November 15, 2010
-Deborah Froese

Saskatoon, SASK. — The merger between Mennonite Publishing Network (MPN) and Third Way Media (TWM) has been met with enthusiasm by Mennonite Church Canada’s Christian Formation Council and General Board.

The board approved the merger on Nov. 12, 2010 during Mennonite Church Canada’s Fall Leadership Assembly at First Mennonite Church in Saskatoon.

The decision followed a series of discussions at various board levels, including those with Christian Formation Council and Mennonite Church Canada staff  at Hidden Acres Campground in New Hamburg Ont. on Tuesday, Oct. 19. Dave Bergen, Executive Secretary of Christian Formation, said that during those meetings, Council focused on how a newly merged publishing entity could best serve the Mennonite Church Canada constituency.

However, Bergen pointed out; concern was not their primary response.
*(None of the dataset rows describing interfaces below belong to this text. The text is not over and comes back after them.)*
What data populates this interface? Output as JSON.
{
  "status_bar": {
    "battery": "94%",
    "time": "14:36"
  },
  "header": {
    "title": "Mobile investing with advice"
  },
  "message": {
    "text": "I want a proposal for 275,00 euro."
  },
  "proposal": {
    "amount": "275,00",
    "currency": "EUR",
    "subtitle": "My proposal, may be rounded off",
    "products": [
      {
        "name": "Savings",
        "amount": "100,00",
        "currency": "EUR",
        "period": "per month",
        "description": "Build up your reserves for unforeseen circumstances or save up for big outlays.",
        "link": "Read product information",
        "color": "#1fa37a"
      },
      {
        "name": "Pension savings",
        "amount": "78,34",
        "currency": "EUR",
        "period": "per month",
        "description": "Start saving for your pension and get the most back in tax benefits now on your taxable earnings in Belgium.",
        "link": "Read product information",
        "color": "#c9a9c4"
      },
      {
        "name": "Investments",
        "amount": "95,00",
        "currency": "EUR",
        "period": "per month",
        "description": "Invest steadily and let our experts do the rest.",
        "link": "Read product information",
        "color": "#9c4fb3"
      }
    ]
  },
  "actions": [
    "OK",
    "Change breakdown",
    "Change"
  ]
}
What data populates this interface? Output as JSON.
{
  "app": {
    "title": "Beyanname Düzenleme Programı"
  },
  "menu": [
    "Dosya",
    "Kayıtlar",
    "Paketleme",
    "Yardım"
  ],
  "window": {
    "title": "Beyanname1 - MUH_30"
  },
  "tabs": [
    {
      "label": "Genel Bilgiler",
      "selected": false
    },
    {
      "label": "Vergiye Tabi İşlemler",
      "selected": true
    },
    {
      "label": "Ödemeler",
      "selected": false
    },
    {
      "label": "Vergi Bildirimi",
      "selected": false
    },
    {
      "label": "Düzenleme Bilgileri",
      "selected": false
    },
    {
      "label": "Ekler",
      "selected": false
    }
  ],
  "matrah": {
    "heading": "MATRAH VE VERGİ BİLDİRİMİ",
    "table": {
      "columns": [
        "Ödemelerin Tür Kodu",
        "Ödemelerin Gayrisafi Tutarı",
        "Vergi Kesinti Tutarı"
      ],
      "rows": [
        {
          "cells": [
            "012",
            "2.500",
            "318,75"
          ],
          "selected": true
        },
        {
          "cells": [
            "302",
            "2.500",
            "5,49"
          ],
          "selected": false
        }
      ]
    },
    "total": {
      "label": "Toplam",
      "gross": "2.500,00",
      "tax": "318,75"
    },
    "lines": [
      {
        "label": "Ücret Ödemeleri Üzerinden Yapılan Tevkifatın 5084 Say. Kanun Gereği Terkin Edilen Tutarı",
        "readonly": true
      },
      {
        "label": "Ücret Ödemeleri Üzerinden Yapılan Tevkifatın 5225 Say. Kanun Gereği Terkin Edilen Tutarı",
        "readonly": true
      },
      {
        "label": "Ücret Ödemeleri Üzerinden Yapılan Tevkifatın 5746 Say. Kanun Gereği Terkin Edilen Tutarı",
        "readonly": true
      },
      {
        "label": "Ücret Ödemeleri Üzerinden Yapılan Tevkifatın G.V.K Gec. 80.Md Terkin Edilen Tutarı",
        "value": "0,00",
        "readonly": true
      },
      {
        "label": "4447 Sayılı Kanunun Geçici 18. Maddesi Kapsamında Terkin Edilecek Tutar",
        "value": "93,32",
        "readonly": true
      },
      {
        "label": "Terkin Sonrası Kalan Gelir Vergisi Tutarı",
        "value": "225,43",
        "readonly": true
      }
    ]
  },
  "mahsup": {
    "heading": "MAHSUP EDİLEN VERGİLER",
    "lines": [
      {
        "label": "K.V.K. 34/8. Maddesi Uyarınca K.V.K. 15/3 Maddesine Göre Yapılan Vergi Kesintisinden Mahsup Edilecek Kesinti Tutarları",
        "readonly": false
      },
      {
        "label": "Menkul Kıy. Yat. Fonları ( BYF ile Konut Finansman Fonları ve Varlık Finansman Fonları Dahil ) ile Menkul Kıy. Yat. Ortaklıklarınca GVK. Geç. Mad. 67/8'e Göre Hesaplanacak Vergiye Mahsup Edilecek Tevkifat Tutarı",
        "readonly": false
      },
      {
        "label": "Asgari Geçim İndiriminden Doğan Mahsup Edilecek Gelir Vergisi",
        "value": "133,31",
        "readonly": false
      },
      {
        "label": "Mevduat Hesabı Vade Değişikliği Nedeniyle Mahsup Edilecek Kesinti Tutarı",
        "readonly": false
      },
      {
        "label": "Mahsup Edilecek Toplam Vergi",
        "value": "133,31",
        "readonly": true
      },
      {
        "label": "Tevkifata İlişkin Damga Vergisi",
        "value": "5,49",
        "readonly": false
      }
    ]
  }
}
“They expressed a lot of excitement at the new synergies and creativity that will come from the coalescence of  MPN’s print-based communication with the range of existing multi-media gifts TWM brings to the merger, not to mention the new possibilities that  are likely to emerge in what is increasingly becoming an ‘e-world,” he said. “The merger will generate fitting resources for a church that is called to live and serve in a fast-paced digital environment.”  

Lisa Carr-Pries, chair of Formation Council, pointed to new opportunities for Sunday School teacher training as an example of synergies created by the merger.

“I'm excited about the possibilities of using video media to support our print media as we train, support and produce faith formation pieces for our teachers, children and families. I also think that TWM’s strong historical connection with mission will enhance our focus on what it means to be a missional church,” she wrote in an email exchange. “It brings with it space to dream and envision a new way forward. This is an exciting time for the North American Mennonite church!”

Bergen noted that the recommendation presented to the General Board summarized concerns raised by Formation Council. It establishes the foundation for “an ongoing, equitable Canadian voice” at all levels of operation, and for monitoring its health and effectiveness as a bi-national entity.

The merger between MPN and TWM was prompted by significant changes in the publishing industry, financial challenges facing both organizations, and recognition of a growing need to publish material through a variety of media to engage younger audiences.

The current business plan seeks a new name for the merged entity to signal a new direction and fittingly address its new and more diversified role. It calls for initial leadership from the current board of MPN and allows for the possibility of additional members to represent the broader perspectives of the new entity. These directives do not preclude further discussion.

A studio and warehouse currently owned by Mennonite Mission Network in Harrisonburg, VA will house the organization, with ownership of the building transferred to it. Some staff are expected to reside in Canada.

“The coming together of two Anabaptist communication ministries is a fitting and timely move in an era when the message of Christian faith shared through an Anabaptist lens is being eagerly sought and warmly welcomed in many quarters around the world,” Bergen said.